» **Required action**
Restate the records that follow word for word. Omit the images.

Excerpts from a dataset
● ● ● ● ●

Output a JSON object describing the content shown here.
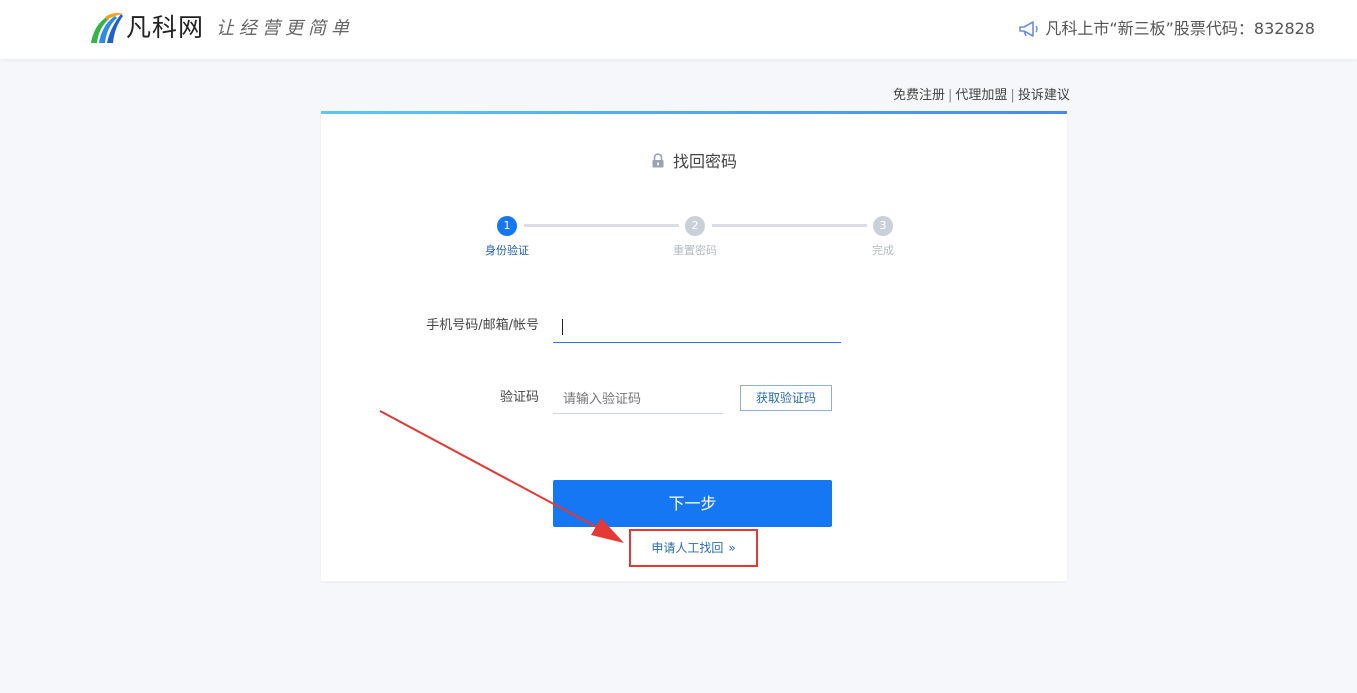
{
  "header": {
    "brand": "凡科网",
    "slogan": "让经营更简单",
    "listing": "凡科上市“新三板”股票代码：832828",
    "logo_icon": "fanke-logo-icon",
    "megaphone_icon": "megaphone-icon"
  },
  "top_links": {
    "register": "免费注册",
    "agent": "代理加盟",
    "complaint": "投诉建议",
    "separator": "|"
  },
  "card": {
    "title": "找回密码",
    "lock_icon": "lock-icon",
    "steps": [
      {
        "number": "1",
        "label": "身份验证"
      },
      {
        "number": "2",
        "label": "重置密码"
      },
      {
        "number": "3",
        "label": "完成"
      }
    ],
    "account_label": "手机号码/邮箱/帐号",
    "account_value": "",
    "code_label": "验证码",
    "code_placeholder": "请输入验证码",
    "get_code_button": "获取验证码",
    "next_button": "下一步",
    "manual_link": "申请人工找回",
    "manual_chevron": "»"
  },
  "colors": {
    "accent": "#1677f5",
    "step_inactive": "#c9d0da",
    "highlight_box": "#e53935",
    "annotation_arrow": "#e53935"
  }
}
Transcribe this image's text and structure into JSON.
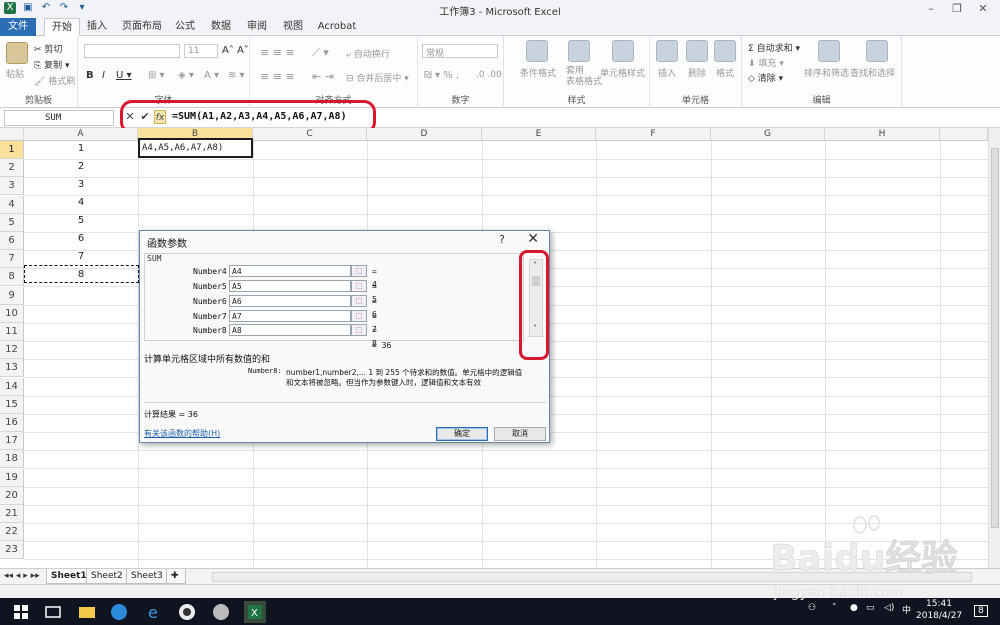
{
  "window": {
    "title": "工作簿3 - Microsoft Excel"
  },
  "ribbon": {
    "tabs": [
      "文件",
      "开始",
      "插入",
      "页面布局",
      "公式",
      "数据",
      "审阅",
      "视图",
      "Acrobat"
    ],
    "clipboard": {
      "paste": "粘贴",
      "cut": "剪切",
      "copy": "复制",
      "format_painter": "格式刷",
      "label": "剪贴板"
    },
    "font": {
      "size": "11",
      "label": "字体"
    },
    "alignment": {
      "wrap": "自动换行",
      "merge": "合并后居中",
      "label": "对齐方式"
    },
    "number": {
      "format": "常规",
      "label": "数字"
    },
    "styles": {
      "conditional": "条件格式",
      "table": "套用\n表格格式",
      "cell": "单元格样式",
      "label": "样式"
    },
    "cells": {
      "insert": "插入",
      "delete": "删除",
      "format": "格式",
      "label": "单元格"
    },
    "editing": {
      "autosum": "自动求和",
      "fill": "填充",
      "clear": "清除",
      "sort": "排序和筛选",
      "find": "查找和选择",
      "label": "编辑"
    }
  },
  "formula_bar": {
    "name_box": "SUM",
    "formula": "=SUM(A1,A2,A3,A4,A5,A6,A7,A8)",
    "fx": "fx"
  },
  "grid": {
    "columns": [
      "A",
      "B",
      "C",
      "D",
      "E",
      "F",
      "G",
      "H"
    ],
    "rows": [
      "1",
      "2",
      "3",
      "4",
      "5",
      "6",
      "7",
      "8",
      "9",
      "10",
      "11",
      "12",
      "13",
      "14",
      "15",
      "16",
      "17",
      "18",
      "19",
      "20",
      "21",
      "22",
      "23"
    ],
    "colA_values": [
      "1",
      "2",
      "3",
      "4",
      "5",
      "6",
      "7",
      "8"
    ],
    "active_cell_text": "A4,A5,A6,A7,A8)"
  },
  "dialog": {
    "title": "函数参数",
    "help": "?",
    "close": "✕",
    "function_name": "SUM",
    "args": [
      {
        "name": "Number4",
        "ref": "A4",
        "value": "= 4"
      },
      {
        "name": "Number5",
        "ref": "A5",
        "value": "= 5"
      },
      {
        "name": "Number6",
        "ref": "A6",
        "value": "= 6"
      },
      {
        "name": "Number7",
        "ref": "A7",
        "value": "= 7"
      },
      {
        "name": "Number8",
        "ref": "A8",
        "value": "= 8"
      }
    ],
    "total": "= 36",
    "description": "计算单元格区域中所有数值的和",
    "arg_help_label": "Number8:",
    "arg_help_line1": "number1,number2,... 1 到 255 个待求和的数值。单元格中的逻辑值",
    "arg_help_line2": "和文本将被忽略。但当作为参数键入时，逻辑值和文本有效",
    "result": "计算结果 = 36",
    "help_link": "有关该函数的帮助(H)",
    "ok": "确定",
    "cancel": "取消"
  },
  "sheets": [
    "Sheet1",
    "Sheet2",
    "Sheet3"
  ],
  "taskbar": {
    "time": "15:41",
    "date": "2018/4/27",
    "ime": "中",
    "notifications": "8"
  },
  "watermark": {
    "brand": "Baidu经验",
    "url": "jingyan.baidu.com"
  }
}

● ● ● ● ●

» **Reply**
Output a JSON object describing the content shown here.
{
  "header": {
    "brand": "凡科网",
    "slogan": "让经营更简单",
    "listing": "凡科上市“新三板”股票代码：832828",
    "logo_icon": "fanke-logo-icon",
    "megaphone_icon": "megaphone-icon"
  },
  "top_links": {
    "register": "免费注册",
    "agent": "代理加盟",
    "complaint": "投诉建议",
    "separator": "|"
  },
  "card": {
    "title": "找回密码",
    "lock_icon": "lock-icon",
    "steps": [
      {
        "number": "1",
        "label": "身份验证"
      },
      {
        "number": "2",
        "label": "重置密码"
      },
      {
        "number": "3",
        "label": "完成"
      }
    ],
    "account_label": "手机号码/邮箱/帐号",
    "account_value": "",
    "code_label": "验证码",
    "code_placeholder": "请输入验证码",
    "get_code_button": "获取验证码",
    "next_button": "下一步",
    "manual_link": "申请人工找回",
    "manual_chevron": "»"
  },
  "colors": {
    "accent": "#1677f5",
    "step_inactive": "#c9d0da",
    "highlight_box": "#e53935",
    "annotation_arrow": "#e53935"
  }
}
Transcribe this image's text and structure into JSON.
{
  "window": {
    "title": "工作簿3 - Microsoft Excel"
  },
  "ribbon": {
    "tabs": [
      "文件",
      "开始",
      "插入",
      "页面布局",
      "公式",
      "数据",
      "审阅",
      "视图",
      "Acrobat"
    ],
    "clipboard": {
      "paste": "粘贴",
      "cut": "剪切",
      "copy": "复制",
      "format_painter": "格式刷",
      "label": "剪贴板"
    },
    "font": {
      "size": "11",
      "label": "字体"
    },
    "alignment": {
      "wrap": "自动换行",
      "merge": "合并后居中",
      "label": "对齐方式"
    },
    "number": {
      "format": "常规",
      "label": "数字"
    },
    "styles": {
      "conditional": "条件格式",
      "table": "套用\n表格格式",
      "cell": "单元格样式",
      "label": "样式"
    },
    "cells": {
      "insert": "插入",
      "delete": "删除",
      "format": "格式",
      "label": "单元格"
    },
    "editing": {
      "autosum": "自动求和",
      "fill": "填充",
      "clear": "清除",
      "sort": "排序和筛选",
      "find": "查找和选择",
      "label": "编辑"
    }
  },
  "formula_bar": {
    "name_box": "SUM",
    "formula": "=SUM(A1,A2,A3,A4,A5,A6,A7,A8)",
    "fx": "fx"
  },
  "grid": {
    "columns": [
      "A",
      "B",
      "C",
      "D",
      "E",
      "F",
      "G",
      "H"
    ],
    "rows": [
      "1",
      "2",
      "3",
      "4",
      "5",
      "6",
      "7",
      "8",
      "9",
      "10",
      "11",
      "12",
      "13",
      "14",
      "15",
      "16",
      "17",
      "18",
      "19",
      "20",
      "21",
      "22",
      "23"
    ],
    "colA_values": [
      "1",
      "2",
      "3",
      "4",
      "5",
      "6",
      "7",
      "8"
    ],
    "active_cell_text": "A4,A5,A6,A7,A8)"
  },
  "dialog": {
    "title": "函数参数",
    "help": "?",
    "close": "✕",
    "function_name": "SUM",
    "args": [
      {
        "name": "Number4",
        "ref": "A4",
        "value": "= 4"
      },
      {
        "name": "Number5",
        "ref": "A5",
        "value": "= 5"
      },
      {
        "name": "Number6",
        "ref": "A6",
        "value": "= 6"
      },
      {
        "name": "Number7",
        "ref": "A7",
        "value": "= 7"
      },
      {
        "name": "Number8",
        "ref": "A8",
        "value": "= 8"
      }
    ],
    "total": "= 36",
    "description": "计算单元格区域中所有数值的和",
    "arg_help_label": "Number8:",
    "arg_help_line1": "number1,number2,... 1 到 255 个待求和的数值。单元格中的逻辑值",
    "arg_help_line2": "和文本将被忽略。但当作为参数键入时，逻辑值和文本有效",
    "result": "计算结果 = 36",
    "help_link": "有关该函数的帮助(H)",
    "ok": "确定",
    "cancel": "取消"
  },
  "sheets": [
    "Sheet1",
    "Sheet2",
    "Sheet3"
  ],
  "taskbar": {
    "time": "15:41",
    "date": "2018/4/27",
    "ime": "中",
    "notifications": "8"
  },
  "watermark": {
    "brand": "Baidu经验",
    "url": "jingyan.baidu.com"
  }
}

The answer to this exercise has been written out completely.